This annual campaign, and particularly this year’s theme, ‘Do your Part! Be Cyber smart, aims at helping foster proper cybersecurity habits. It also reminds us that better cybersecurity is a collective responsibility and that by adopting better cybersecurity habits in our work and personal lives we are giving cybercriminals less of a chance, thus reducing our threat landscape.
The interwoven nature of technology into our personal lives means that the implication of cyber-attacks is increasingly felt. For example, the worst-case scenario for the most prevalent poor habit – sharing passwords or recycling passwords may have far reaching consequences in the hands of a bad actor. This includes anything from access to your online accounts and thus your private data potentially committing identity fraud, cleaning you out, damaging your reputation and credit, impacting you and your loved ones and that’s just on a good day.
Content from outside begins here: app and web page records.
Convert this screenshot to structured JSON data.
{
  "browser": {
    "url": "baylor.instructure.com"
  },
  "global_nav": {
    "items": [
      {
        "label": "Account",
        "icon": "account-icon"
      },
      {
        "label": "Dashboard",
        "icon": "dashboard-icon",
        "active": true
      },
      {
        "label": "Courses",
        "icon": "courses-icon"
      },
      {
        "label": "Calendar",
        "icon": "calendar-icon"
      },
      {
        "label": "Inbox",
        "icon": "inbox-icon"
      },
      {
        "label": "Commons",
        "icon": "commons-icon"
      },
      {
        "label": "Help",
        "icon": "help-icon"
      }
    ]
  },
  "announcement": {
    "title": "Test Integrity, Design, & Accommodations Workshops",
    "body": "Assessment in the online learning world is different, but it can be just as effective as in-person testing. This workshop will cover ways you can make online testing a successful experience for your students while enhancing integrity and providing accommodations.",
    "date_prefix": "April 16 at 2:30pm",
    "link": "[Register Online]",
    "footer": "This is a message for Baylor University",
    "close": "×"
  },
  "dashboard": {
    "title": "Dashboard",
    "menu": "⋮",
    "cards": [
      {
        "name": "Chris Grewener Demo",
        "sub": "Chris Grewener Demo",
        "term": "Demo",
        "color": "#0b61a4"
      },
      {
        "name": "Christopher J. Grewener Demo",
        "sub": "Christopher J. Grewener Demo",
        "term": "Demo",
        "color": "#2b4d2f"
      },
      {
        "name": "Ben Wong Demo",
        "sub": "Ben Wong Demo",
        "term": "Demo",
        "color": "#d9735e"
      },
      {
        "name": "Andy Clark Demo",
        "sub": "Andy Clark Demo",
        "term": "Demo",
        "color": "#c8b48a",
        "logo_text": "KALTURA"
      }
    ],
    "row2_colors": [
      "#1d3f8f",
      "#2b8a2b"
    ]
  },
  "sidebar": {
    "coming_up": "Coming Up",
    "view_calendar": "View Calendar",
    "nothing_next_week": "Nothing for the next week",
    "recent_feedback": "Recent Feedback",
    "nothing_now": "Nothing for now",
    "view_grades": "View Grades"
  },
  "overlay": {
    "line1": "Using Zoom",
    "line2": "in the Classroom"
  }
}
The consequences of lax cybersecurity habits in the work environment cannot be downplayed either as they can affect thousands and, in some cases, even millions of people. This is especially true for businesses who are part of critical infrastructure such as financial institutions, healthcare services etc. where a pilfered password may allow a bad actor get a foothold in the system and shut it down with ransomware or as in the case of British Airways, where a weakness in their website allowed attackers to make off with the personal data and credit card information of millions of passengers who are still feeling the effects to date.
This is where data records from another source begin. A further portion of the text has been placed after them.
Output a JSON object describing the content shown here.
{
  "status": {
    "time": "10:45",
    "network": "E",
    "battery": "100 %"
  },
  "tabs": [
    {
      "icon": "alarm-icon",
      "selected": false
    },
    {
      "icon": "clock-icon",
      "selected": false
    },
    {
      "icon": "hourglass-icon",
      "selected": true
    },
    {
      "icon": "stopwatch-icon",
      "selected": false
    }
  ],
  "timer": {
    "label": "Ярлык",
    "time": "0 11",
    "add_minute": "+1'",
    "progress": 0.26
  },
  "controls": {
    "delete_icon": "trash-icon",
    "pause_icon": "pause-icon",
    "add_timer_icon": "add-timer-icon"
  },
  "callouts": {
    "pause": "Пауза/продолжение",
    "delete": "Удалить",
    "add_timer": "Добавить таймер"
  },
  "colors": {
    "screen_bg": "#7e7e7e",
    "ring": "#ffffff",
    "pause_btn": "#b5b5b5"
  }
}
So how do we become Cyber smart? The key lies in going back to basics to get it right.
Password Hygiene: When it comes to passwords, one should definitely opt for a unique, difficult to guess and hard to crack passphrase rather than a simple password simply because you can remember it. If you’re the type of person who has passwords on password for multiple accounts, you’d probably do well to use a password manager, which will simplify the whole task of creating and memorizing passwords to remembering just one.
Multifactor authentication: Once you have battened down the hatches with your password you should also consider adding an extra layer of security to your accounts by adding multifactor authentication – which could be such as a One Time Pin (OTP) pushed via SMS minimizing the risk of a cyber attacker gaining access to an account if they know the username and password.
Secure your Devices: Never underestimate the power of securing your devices by keeping your software up to date by applying patches so that bad actors cannot take advantage of known problems or weaknesses and running up to date antivirus software
Be suspicious of suspicious emails: While technology can only take you so far, a big part of being a responsible netizen is to always keep your wits about you. Approach everything you see online, be it on social media or in your email with a healthy dose of skepticism. Be wary of clicking on any links or following any unexpected offers
While this campaign runs just for a month Cybersecurity is a year-round affair. You should never let your guard down when it comes to applying your cybersecurity knowledge to all your internet interactions. From a professional perspective, IT professionals should ensure that cybersecurity awareness is a part of the organization’s training and awareness calendar to promote continued employee education about cybersecurity risks and provide reminders about cybersecurity vigilance.